If your grow area can also accommodate vertical side lighting, it’s easier to simulate the effects of natural sunlight.
4. Watering Indoor Tomatoes: Why Drip Irrigation Works Best
Experts consistently recommend watering indoor tomatoes via drip irrigation systems. These do several important things for tomatoes:
* Slow and steady: Tomatoes like slow, deep, regular watering–not occasional gushes.
* Watering the root, not the leaves: A drip tube can distribute the water directly into the soil. Watering tomatoes from above can lead to disease, and it simply wastes water.

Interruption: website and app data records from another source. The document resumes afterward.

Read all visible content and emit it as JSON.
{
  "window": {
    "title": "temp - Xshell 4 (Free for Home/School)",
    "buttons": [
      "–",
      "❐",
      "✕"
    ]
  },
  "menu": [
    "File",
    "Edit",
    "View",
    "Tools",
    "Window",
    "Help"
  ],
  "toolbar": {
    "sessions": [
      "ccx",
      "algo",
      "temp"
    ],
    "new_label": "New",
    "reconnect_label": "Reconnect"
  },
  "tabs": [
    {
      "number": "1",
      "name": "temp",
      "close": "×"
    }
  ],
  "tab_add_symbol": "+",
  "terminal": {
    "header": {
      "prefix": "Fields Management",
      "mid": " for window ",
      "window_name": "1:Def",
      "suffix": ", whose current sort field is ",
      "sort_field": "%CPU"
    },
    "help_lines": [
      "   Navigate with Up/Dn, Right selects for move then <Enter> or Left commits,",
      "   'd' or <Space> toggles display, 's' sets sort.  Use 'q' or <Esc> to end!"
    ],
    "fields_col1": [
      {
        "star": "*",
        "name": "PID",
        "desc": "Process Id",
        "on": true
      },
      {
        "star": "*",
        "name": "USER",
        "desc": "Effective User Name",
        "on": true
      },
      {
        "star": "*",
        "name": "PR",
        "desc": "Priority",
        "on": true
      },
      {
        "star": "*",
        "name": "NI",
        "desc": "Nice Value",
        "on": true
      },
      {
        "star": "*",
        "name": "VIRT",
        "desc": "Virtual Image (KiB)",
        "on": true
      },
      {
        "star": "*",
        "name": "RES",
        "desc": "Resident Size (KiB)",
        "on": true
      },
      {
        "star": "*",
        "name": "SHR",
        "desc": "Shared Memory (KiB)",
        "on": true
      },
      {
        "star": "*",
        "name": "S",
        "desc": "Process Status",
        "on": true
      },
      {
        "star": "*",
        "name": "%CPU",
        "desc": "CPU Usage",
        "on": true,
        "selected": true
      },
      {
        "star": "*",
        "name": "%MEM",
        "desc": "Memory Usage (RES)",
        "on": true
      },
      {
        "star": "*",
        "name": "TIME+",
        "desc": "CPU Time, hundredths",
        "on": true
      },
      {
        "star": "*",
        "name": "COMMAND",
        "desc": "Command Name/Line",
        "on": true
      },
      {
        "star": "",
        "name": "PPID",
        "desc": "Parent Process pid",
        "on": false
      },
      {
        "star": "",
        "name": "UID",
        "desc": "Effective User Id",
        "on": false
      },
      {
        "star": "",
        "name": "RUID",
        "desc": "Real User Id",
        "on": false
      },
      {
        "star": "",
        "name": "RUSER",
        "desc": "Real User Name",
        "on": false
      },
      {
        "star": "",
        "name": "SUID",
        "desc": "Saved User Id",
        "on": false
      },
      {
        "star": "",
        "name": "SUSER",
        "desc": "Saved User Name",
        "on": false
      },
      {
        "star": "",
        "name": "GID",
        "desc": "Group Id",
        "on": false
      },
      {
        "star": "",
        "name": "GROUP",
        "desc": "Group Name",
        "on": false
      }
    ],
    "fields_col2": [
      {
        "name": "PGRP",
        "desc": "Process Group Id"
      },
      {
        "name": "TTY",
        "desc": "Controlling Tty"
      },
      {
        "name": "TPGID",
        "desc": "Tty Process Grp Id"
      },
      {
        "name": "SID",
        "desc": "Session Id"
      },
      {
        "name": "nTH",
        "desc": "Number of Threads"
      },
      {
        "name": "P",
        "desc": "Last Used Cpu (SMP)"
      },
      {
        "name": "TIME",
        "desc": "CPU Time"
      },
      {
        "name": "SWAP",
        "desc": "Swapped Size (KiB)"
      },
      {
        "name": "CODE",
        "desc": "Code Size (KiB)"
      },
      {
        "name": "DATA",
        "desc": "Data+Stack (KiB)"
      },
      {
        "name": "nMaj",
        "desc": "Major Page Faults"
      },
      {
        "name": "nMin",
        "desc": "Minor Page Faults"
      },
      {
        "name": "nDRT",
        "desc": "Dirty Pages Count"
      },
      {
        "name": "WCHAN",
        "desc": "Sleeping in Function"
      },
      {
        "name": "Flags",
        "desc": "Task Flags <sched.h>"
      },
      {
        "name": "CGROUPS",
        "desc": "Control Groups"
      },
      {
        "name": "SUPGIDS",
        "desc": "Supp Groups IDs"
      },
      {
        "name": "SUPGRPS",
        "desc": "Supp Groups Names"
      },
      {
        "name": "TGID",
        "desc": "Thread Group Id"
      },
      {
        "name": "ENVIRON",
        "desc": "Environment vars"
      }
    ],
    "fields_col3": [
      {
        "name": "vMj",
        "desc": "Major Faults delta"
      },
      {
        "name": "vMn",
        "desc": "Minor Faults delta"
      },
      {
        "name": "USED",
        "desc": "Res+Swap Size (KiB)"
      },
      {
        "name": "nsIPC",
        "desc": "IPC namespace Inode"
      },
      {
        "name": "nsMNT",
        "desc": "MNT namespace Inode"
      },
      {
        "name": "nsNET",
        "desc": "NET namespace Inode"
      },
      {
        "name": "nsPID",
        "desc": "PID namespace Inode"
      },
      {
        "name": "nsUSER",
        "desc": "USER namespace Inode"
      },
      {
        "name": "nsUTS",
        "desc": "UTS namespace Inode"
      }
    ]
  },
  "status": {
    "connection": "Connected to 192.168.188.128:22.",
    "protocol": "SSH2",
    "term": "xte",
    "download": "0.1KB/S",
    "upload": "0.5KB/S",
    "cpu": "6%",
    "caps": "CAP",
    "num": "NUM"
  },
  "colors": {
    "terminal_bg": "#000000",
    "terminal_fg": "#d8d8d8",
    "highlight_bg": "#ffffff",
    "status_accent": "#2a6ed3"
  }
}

Be sure the floor of your grow area can channel away waste water. Standing water encourages growth of harmful molds and pests. Your best bet is an enclosed grow tent with a gray water drainage system.
5. Transplant, Pollinate, and Support Your Tomato Plants
Start your seeds in small pots or cell trays, and transplant them to larger pots when they’re about three inches tall.
Tomatoes are self-pollinating–their flowers contain both the male and female parts–but they need a little help. Outdoors, the wind, insects and birds shake the pollen loose and distribute it. Indoors, you can give flowering plants a slight jiggle every so often.
Pollination also goes better with a fan or exhaust system that regularly circulates air in your grow area.
For upright varieties (as opposed to hanging basket) varieties, be sure to stake the plants as they grow and bear fruit, so the stems don’t keel over.
Enjoy Your Harvest — Again and Again
Wanna drive your family or dinner guests nuts? Let them smell fresh marinara simmering on your stove in mid-February. Plant your indoor tomatoes in cycles, according to the maturation rate of the varieties you choose, so you’ll always have a crop coming in.
Tomato fatigue? I’ve never had it. But I’ve heard it can happen. The great thing about tomatoes is they’re a perfect way to introduce yourself to the rewards of growing your own food indoors. Soon, you’ll find yourself moving on to all kinds of fruits, vegetables, herbs, and more.
Are you ready to grow your garden year-round?